◆ **Task**: Please output the whole listing below exactly as it is.

◆ **The input**:

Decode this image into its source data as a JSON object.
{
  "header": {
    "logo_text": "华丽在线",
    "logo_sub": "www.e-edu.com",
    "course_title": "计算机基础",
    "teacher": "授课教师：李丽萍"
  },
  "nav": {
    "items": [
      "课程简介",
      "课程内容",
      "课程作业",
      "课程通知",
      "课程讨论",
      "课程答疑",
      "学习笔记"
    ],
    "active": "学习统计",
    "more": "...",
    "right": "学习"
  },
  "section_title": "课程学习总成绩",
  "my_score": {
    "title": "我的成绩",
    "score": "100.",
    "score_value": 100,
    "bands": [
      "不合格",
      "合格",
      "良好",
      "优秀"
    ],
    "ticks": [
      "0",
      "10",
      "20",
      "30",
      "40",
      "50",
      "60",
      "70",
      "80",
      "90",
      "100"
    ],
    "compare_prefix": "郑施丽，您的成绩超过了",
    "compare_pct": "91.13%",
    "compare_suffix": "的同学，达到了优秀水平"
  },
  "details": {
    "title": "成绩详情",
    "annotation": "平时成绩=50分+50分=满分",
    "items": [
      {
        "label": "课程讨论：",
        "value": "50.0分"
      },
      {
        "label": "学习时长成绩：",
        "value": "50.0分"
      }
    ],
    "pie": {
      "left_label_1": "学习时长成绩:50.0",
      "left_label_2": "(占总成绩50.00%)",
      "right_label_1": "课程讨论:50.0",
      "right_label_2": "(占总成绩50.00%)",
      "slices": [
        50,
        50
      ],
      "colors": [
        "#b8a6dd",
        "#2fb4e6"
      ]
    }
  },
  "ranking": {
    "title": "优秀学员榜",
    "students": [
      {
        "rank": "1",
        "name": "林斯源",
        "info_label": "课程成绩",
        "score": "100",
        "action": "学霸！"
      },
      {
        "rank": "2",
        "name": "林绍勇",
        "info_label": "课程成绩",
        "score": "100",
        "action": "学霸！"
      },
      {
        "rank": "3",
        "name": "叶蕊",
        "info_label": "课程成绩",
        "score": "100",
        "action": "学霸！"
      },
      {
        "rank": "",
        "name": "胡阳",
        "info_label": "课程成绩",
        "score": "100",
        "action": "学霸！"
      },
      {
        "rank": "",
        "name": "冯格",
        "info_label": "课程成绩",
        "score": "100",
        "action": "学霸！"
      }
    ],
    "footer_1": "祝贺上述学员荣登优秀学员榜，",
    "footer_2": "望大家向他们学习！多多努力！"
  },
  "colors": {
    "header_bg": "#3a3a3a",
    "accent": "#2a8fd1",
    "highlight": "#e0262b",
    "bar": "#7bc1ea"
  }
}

◆ **Finished task**:
Decode this image into its source data as a JSON object.
{
  "header": {
    "logo_text": "华丽在线",
    "logo_sub": "www.e-edu.com",
    "course_title": "计算机基础",
    "teacher": "授课教师：李丽萍"
  },
  "nav": {
    "items": [
      "课程简介",
      "课程内容",
      "课程作业",
      "课程通知",
      "课程讨论",
      "课程答疑",
      "学习笔记"
    ],
    "active": "学习统计",
    "more": "...",
    "right": "学习"
  },
  "section_title": "课程学习总成绩",
  "my_score": {
    "title": "我的成绩",
    "score": "100.",
    "score_value": 100,
    "bands": [
      "不合格",
      "合格",
      "良好",
      "优秀"
    ],
    "ticks": [
      "0",
      "10",
      "20",
      "30",
      "40",
      "50",
      "60",
      "70",
      "80",
      "90",
      "100"
    ],
    "compare_prefix": "郑施丽，您的成绩超过了",
    "compare_pct": "91.13%",
    "compare_suffix": "的同学，达到了优秀水平"
  },
  "details": {
    "title": "成绩详情",
    "annotation": "平时成绩=50分+50分=满分",
    "items": [
      {
        "label": "课程讨论：",
        "value": "50.0分"
      },
      {
        "label": "学习时长成绩：",
        "value": "50.0分"
      }
    ],
    "pie": {
      "left_label_1": "学习时长成绩:50.0",
      "left_label_2": "(占总成绩50.00%)",
      "right_label_1": "课程讨论:50.0",
      "right_label_2": "(占总成绩50.00%)",
      "slices": [
        50,
        50
      ],
      "colors": [
        "#b8a6dd",
        "#2fb4e6"
      ]
    }
  },
  "ranking": {
    "title": "优秀学员榜",
    "students": [
      {
        "rank": "1",
        "name": "林斯源",
        "info_label": "课程成绩",
        "score": "100",
        "action": "学霸！"
      },
      {
        "rank": "2",
        "name": "林绍勇",
        "info_label": "课程成绩",
        "score": "100",
        "action": "学霸！"
      },
      {
        "rank": "3",
        "name": "叶蕊",
        "info_label": "课程成绩",
        "score": "100",
        "action": "学霸！"
      },
      {
        "rank": "",
        "name": "胡阳",
        "info_label": "课程成绩",
        "score": "100",
        "action": "学霸！"
      },
      {
        "rank": "",
        "name": "冯格",
        "info_label": "课程成绩",
        "score": "100",
        "action": "学霸！"
      }
    ],
    "footer_1": "祝贺上述学员荣登优秀学员榜，",
    "footer_2": "望大家向他们学习！多多努力！"
  },
  "colors": {
    "header_bg": "#3a3a3a",
    "accent": "#2a8fd1",
    "highlight": "#e0262b",
    "bar": "#7bc1ea"
  }
}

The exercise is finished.